Resistance (re-ZIS-tans) Hindrance (impedance) to blood flow as a
result of higher viscosity, longer total blood vessel length, and
smaller blood vessel radius. Ability to ward off disease. The hin-
drance encountered by electrical charges as they move from one
point to another. The hindrance encountered by air as it moves
through the respiratory passageways.
Respiration (res-pi-RA-shun) Overall exchange of gases between
the atmosphere, blood, and body cells consisting of pulmonary
ventilation, external respiration, and internal respiration.
Respiratory center Neurons in the pons and medulla oblongata of
the brain stem that regulate the rate and depth of pulmonary
Respiratory membrane Structure in the lungs consisting of the alveo-

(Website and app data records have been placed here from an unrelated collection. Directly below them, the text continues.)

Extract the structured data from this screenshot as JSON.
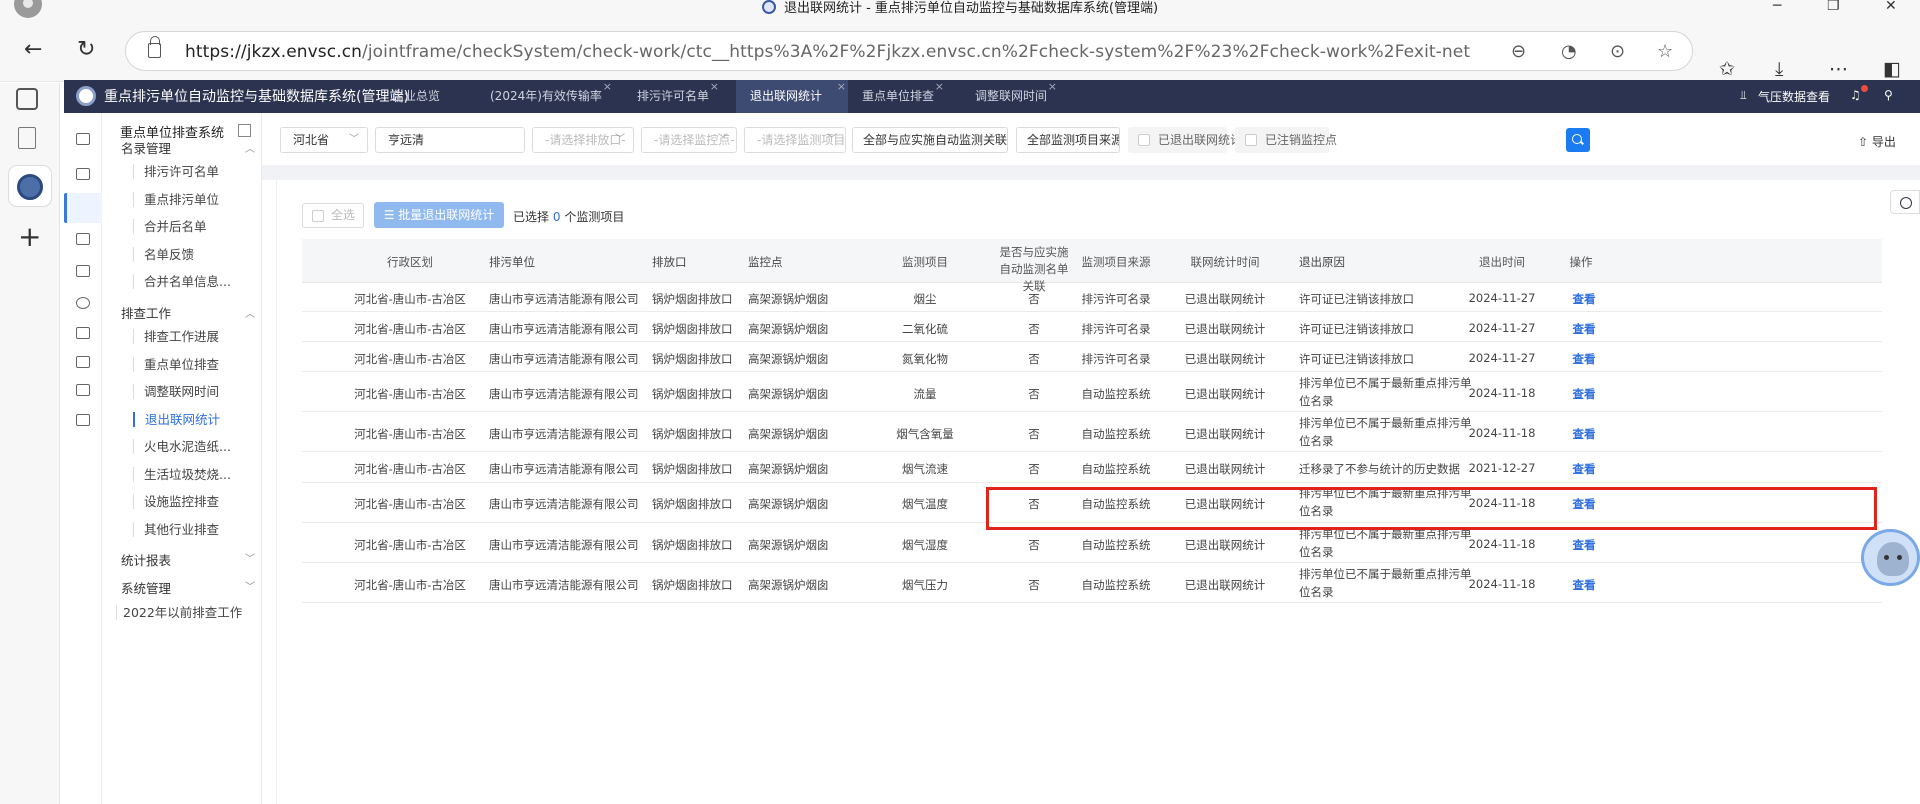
{
  "browser": {
    "window_title": "退出联网统计 - 重点排污单位自动监控与基础数据库系统(管理端)",
    "url_host": "https://jkzx.envsc.cn",
    "url_path": "/jointframe/checkSystem/check-work/ctc__https%3A%2F%2Fjkzx.envsc.cn%2Fcheck-system%2F%23%2Fcheck-work%2Fexit-net"
  },
  "app": {
    "brand": "重点排污单位自动监控与基础数据库系统(管理端)",
    "tabs": [
      "企业总览",
      "(2024年)有效传输率",
      "排污许可名单",
      "退出联网统计",
      "重点单位排查",
      "调整联网时间"
    ],
    "right_label": "气压数据查看"
  },
  "sidebar": {
    "title": "重点单位排查系统",
    "groups": [
      {
        "label": "名录管理",
        "items": [
          "排污许可名单",
          "重点排污单位",
          "合并后名单",
          "名单反馈",
          "合并名单信息..."
        ]
      },
      {
        "label": "排查工作",
        "items": [
          "排查工作进展",
          "重点单位排查",
          "调整联网时间",
          "退出联网统计",
          "火电水泥造纸...",
          "生活垃圾焚烧...",
          "设施监控排查",
          "其他行业排查"
        ]
      },
      {
        "label": "统计报表",
        "items": []
      },
      {
        "label": "系统管理",
        "items": []
      }
    ],
    "footer_item": "2022年以前排查工作"
  },
  "filters": {
    "province": "河北省",
    "company": "亨远清",
    "outlet_placeholder": "-请选择排放口-",
    "point_placeholder": "-请选择监控点-",
    "item_placeholder": "-请选择监测项目-",
    "relation": "全部与应实施自动监测关联情况",
    "source": "全部监测项目来源",
    "chk_exited": "已退出联网统计",
    "chk_cancelled": "已注销监控点",
    "export": "导出"
  },
  "actions": {
    "select_all": "全选",
    "batch_exit": "批量退出联网统计",
    "selected_prefix": "已选择",
    "selected_count": "0",
    "selected_suffix": "个监测项目"
  },
  "table": {
    "headers": [
      "行政区划",
      "排污单位",
      "排放口",
      "监控点",
      "监测项目",
      "是否与应实施自动监测名单关联",
      "监测项目来源",
      "联网统计时间",
      "退出原因",
      "退出时间",
      "操作"
    ],
    "rows": [
      {
        "region": "河北省-唐山市-古冶区",
        "company": "唐山市亨远清洁能源有限公司",
        "outlet": "锅炉烟囱排放口",
        "point": "高架源锅炉烟囱",
        "item": "烟尘",
        "linked": "否",
        "source": "排污许可名录",
        "status": "已退出联网统计",
        "reason": "许可证已注销该排放口",
        "date": "2024-11-27",
        "op": "查看"
      },
      {
        "region": "河北省-唐山市-古冶区",
        "company": "唐山市亨远清洁能源有限公司",
        "outlet": "锅炉烟囱排放口",
        "point": "高架源锅炉烟囱",
        "item": "二氧化硫",
        "linked": "否",
        "source": "排污许可名录",
        "status": "已退出联网统计",
        "reason": "许可证已注销该排放口",
        "date": "2024-11-27",
        "op": "查看"
      },
      {
        "region": "河北省-唐山市-古冶区",
        "company": "唐山市亨远清洁能源有限公司",
        "outlet": "锅炉烟囱排放口",
        "point": "高架源锅炉烟囱",
        "item": "氮氧化物",
        "linked": "否",
        "source": "排污许可名录",
        "status": "已退出联网统计",
        "reason": "许可证已注销该排放口",
        "date": "2024-11-27",
        "op": "查看"
      },
      {
        "region": "河北省-唐山市-古冶区",
        "company": "唐山市亨远清洁能源有限公司",
        "outlet": "锅炉烟囱排放口",
        "point": "高架源锅炉烟囱",
        "item": "流量",
        "linked": "否",
        "source": "自动监控系统",
        "status": "已退出联网统计",
        "reason": "排污单位已不属于最新重点排污单位名录",
        "date": "2024-11-18",
        "op": "查看"
      },
      {
        "region": "河北省-唐山市-古冶区",
        "company": "唐山市亨远清洁能源有限公司",
        "outlet": "锅炉烟囱排放口",
        "point": "高架源锅炉烟囱",
        "item": "烟气含氧量",
        "linked": "否",
        "source": "自动监控系统",
        "status": "已退出联网统计",
        "reason": "排污单位已不属于最新重点排污单位名录",
        "date": "2024-11-18",
        "op": "查看"
      },
      {
        "region": "河北省-唐山市-古冶区",
        "company": "唐山市亨远清洁能源有限公司",
        "outlet": "锅炉烟囱排放口",
        "point": "高架源锅炉烟囱",
        "item": "烟气流速",
        "linked": "否",
        "source": "自动监控系统",
        "status": "已退出联网统计",
        "reason": "迁移录了不参与统计的历史数据",
        "date": "2021-12-27",
        "op": "查看"
      },
      {
        "region": "河北省-唐山市-古冶区",
        "company": "唐山市亨远清洁能源有限公司",
        "outlet": "锅炉烟囱排放口",
        "point": "高架源锅炉烟囱",
        "item": "烟气温度",
        "linked": "否",
        "source": "自动监控系统",
        "status": "已退出联网统计",
        "reason": "排污单位已不属于最新重点排污单位名录",
        "date": "2024-11-18",
        "op": "查看"
      },
      {
        "region": "河北省-唐山市-古冶区",
        "company": "唐山市亨远清洁能源有限公司",
        "outlet": "锅炉烟囱排放口",
        "point": "高架源锅炉烟囱",
        "item": "烟气湿度",
        "linked": "否",
        "source": "自动监控系统",
        "status": "已退出联网统计",
        "reason": "排污单位已不属于最新重点排污单位名录",
        "date": "2024-11-18",
        "op": "查看"
      },
      {
        "region": "河北省-唐山市-古冶区",
        "company": "唐山市亨远清洁能源有限公司",
        "outlet": "锅炉烟囱排放口",
        "point": "高架源锅炉烟囱",
        "item": "烟气压力",
        "linked": "否",
        "source": "自动监控系统",
        "status": "已退出联网统计",
        "reason": "排污单位已不属于最新重点排污单位名录",
        "date": "2024-11-18",
        "op": "查看"
      }
    ]
  },
  "colors": {
    "header_bg": "#2c3350",
    "accent": "#1b7cf1",
    "highlight": "#e2231a"
  }
}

lar wall and its basement membrane and a capillary endothelium
and its basement membrane through which the diffusion of
respiratory gases occurs.
Resting membrane potential The voltage difference between the
inside and outside of a cell membrane when the cell is not respond-
ing to a stimulus; in many neurons and muscle fibers it is -70 to -90
mV, with the inside of the cell negative relative to the outside.
Retention (re-TEN-shun) A failure to void urine due to obstruction,
nervous contraction of the urethra, or absence of sensation of
desire to urinate.
Reticular activating system (RAS) (re-TIK-u-lar) A portion of the reticular
formation that has many ascending connections with the cerebral
cortex; when this area of the brain stem is active, nerve impulses
pass to the thalamus and widespread areas of the cerebral cortex,
resulting in generalized alertness or arousal from sleep.